Welcome to the Podiatry Arena forums

You are currently viewing our podiatry forum as a guest which gives you limited access to view all podiatry discussions and access our other features. By joining our free global community of Podiatrists and other interested foot health care professionals you will have access to post podiatry topics (answer and ask questions), communicate privately with other members, upload content, view attachments, receive a weekly email update of new discussions, access other special features. Registered users do not get displayed the advertisements in posted messages. Registration is fast, simple and absolutely free so please, join our global Podiatry community today!

  1. Everything that you are ever going to want to know about running shoes: Running Shoes Boot Camp Online, for taking it to the next level? See here for more.
    Dismiss Notice
  2. Have you considered the Critical Thinking and Skeptical Boot Camp, for taking it to the next level? See here for more.
    Dismiss Notice
  3. Have you considered the Clinical Biomechanics Boot Camp Online, for taking it to the next level? See here for more.
    Dismiss Notice
Dismiss Notice
Have you considered the Clinical Biomechanics Boot Camp Online, for taking it to the next level? See here for more.
Dismiss Notice
Have you liked us on Facebook to get our updates? Please do. Click here for our Facebook page.
Dismiss Notice
Do you get the weekly newsletter that Podiatry Arena sends out to update everybody? If not, click here to organise this.

Severe blister prevention

Discussion in 'General Issues and Discussion Forum' started by RachWadd, Feb 22, 2018.

  1. RachWadd

    RachWadd Member

    Members do not see these Ads. Sign Up.
    Hi all,

    I am seeking any ideas on prevention of severe mechanical blisters for a 32YO female patient of mine.

    The blisters she typically suffers from occur on the lateral plantar surface of the heel, medial 1st MPJ, medial longitudinal arch and around the plantar digit/webbing area. They can be quite large - 5cm+ diameter - and deep and are incredibly painful so that the patient literally can't walk. She usually gets them when she walks around a lot which is always on holiday. It has got to the point where she feels she can't travel anywhere as most of the trip she is unable to get around.

    Her skin is moist and she suffers with hyperhidrosis which I feel is the cause of most of the blistering however given her history, I wondered if there was a skin blistering disorder component.
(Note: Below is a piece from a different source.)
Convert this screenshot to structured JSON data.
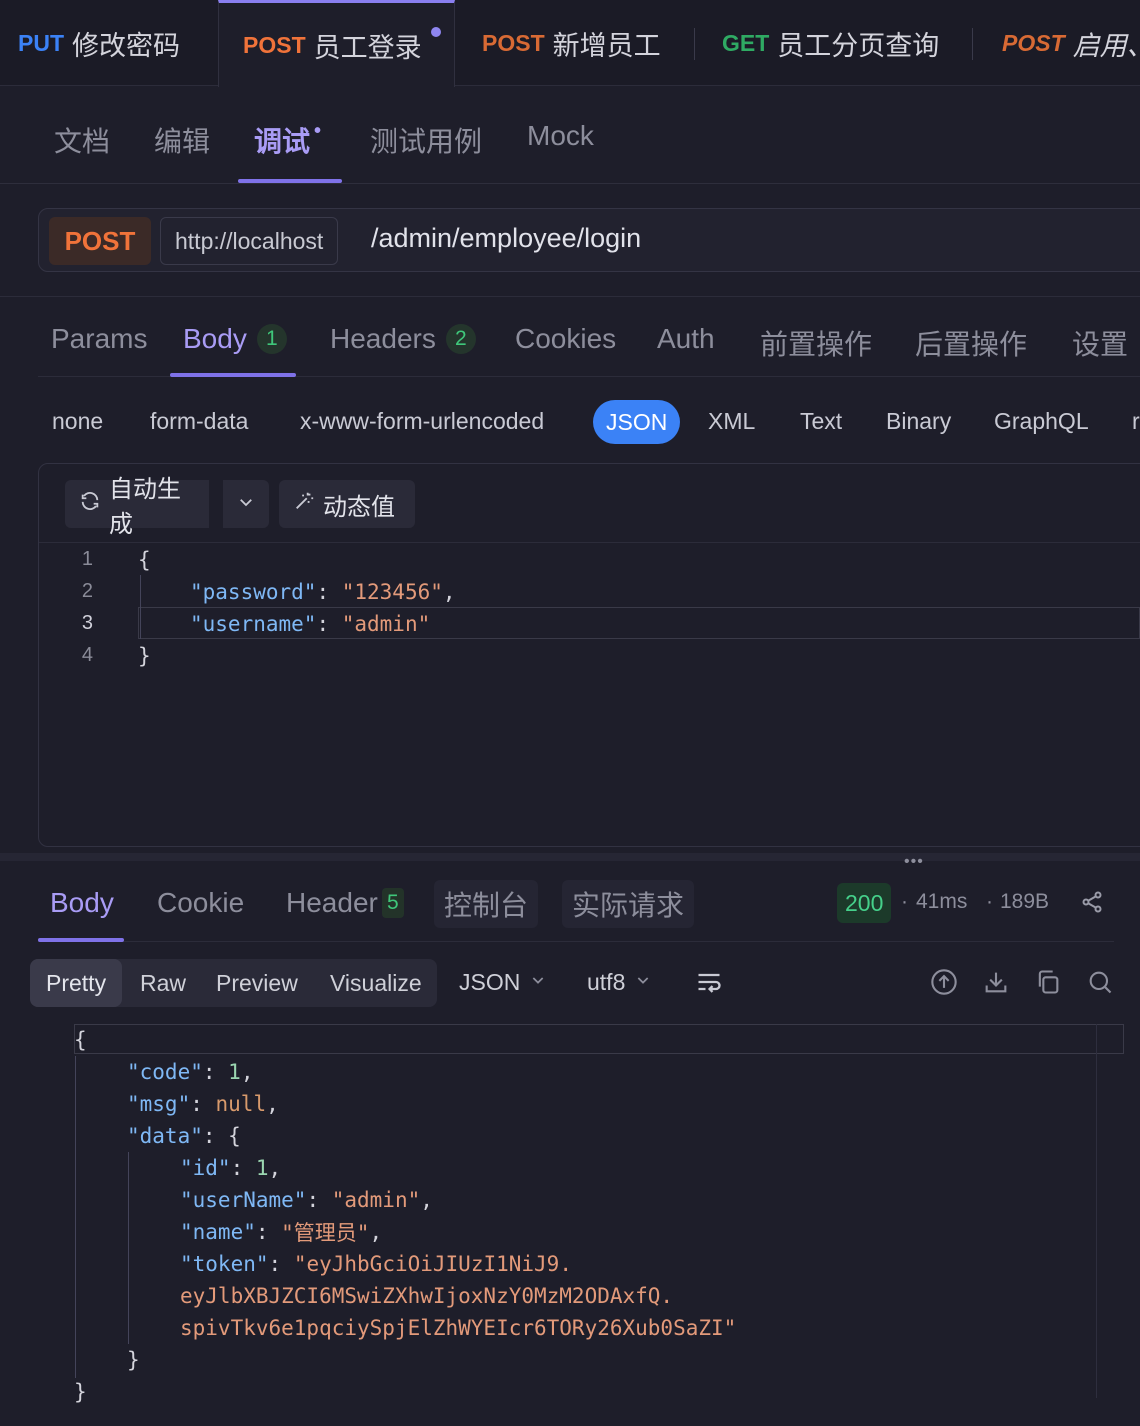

Her visits to a dermatologist have not suggested this as a cause.

    She has been completely compliant with all instructions and trials including footwear changes, topical antiperspirants and Iontophoresis - at great expense I may add! We are now almost at the end of her options. She is going to try oral medication and/or botox next. After that, we are fresh out of ideas.

    I wondered whether wearing a shoe similar to the Vibram five fingers would help as I imagine there would be little friction in these - could anyone confirm that?

    If anyone out there has any experience with this type of thing or has any thoughts, we are open to every idea.

    Thanking you in advance

  2. efuller

    efuller MVP

    It is certainly unusual. Either you have got unusually high amounts of friction (anything unusual in gait?) or exceptionally fragile skin (pemphigus?) For dermy things I usually defer to others (is Belinda out there?)

    If you have fragile skin I could see the finger shoes causing more problems than helping. Much more skin contact and potential for friction around toes. I'm assuming you've tried the usual things like moleskin and acrylic socks on a vinyl sock liner. (That will really reduce plantar friction, but you will get more friction where the foot slides into the sides of the shoes. )
  3. Asher

    Asher Well-Known Member

    Hi Rach,

    I'm not 100% clear on where the heel blisters are. They sound like edge blisters https://www.blisterprevention.com.au/blister-blog/heel-edge-blisters-free-lesson. Or are they more plantar surface? Do you have any photos. I'd like to be clearer about where the toe blisters are too - are they pinch blisters that extend proximally to the webspace? Photos would help. Take a look at these images - it might help: https://www.blisterprevention.com.au/blister-blog/brr2016-three-most-common-blisters

    For the majority of blisters, the thing that helps most is reducing friction levels. Not reduce rubbing - I mean make it more slippery. Because the more slippery over the blister-susceptible area, the less the skin stretches (shears) and the less the tear in the stratum spinosum that kick-starts blisters.

    Of course, it's not great to have everything slippery-slidey in the shoe, because your foot still needs traction - and it gets traction form high friction levels. So it can get tricky when people seem to blister "everywhere".

    Check out Engo patches for targeted friction management. Check out Armaskin socks for more overall friction management. This is assuming you've tried all the basics - like moisture management, shoe fit, taping, biomechanics.

    Reducing friction levels under the heel is not great due to reduced traction. I'd go something more like Spenco or poron to absorb the blister-causing shear. And silicone gel toe devices absorb LOTS of shear and can be excellent for the majority of toe blisters. But silicone will absorb too much shear under the heel where it's important to have more traction rather than less, so I'd stick with Speco/poron.


Share This Page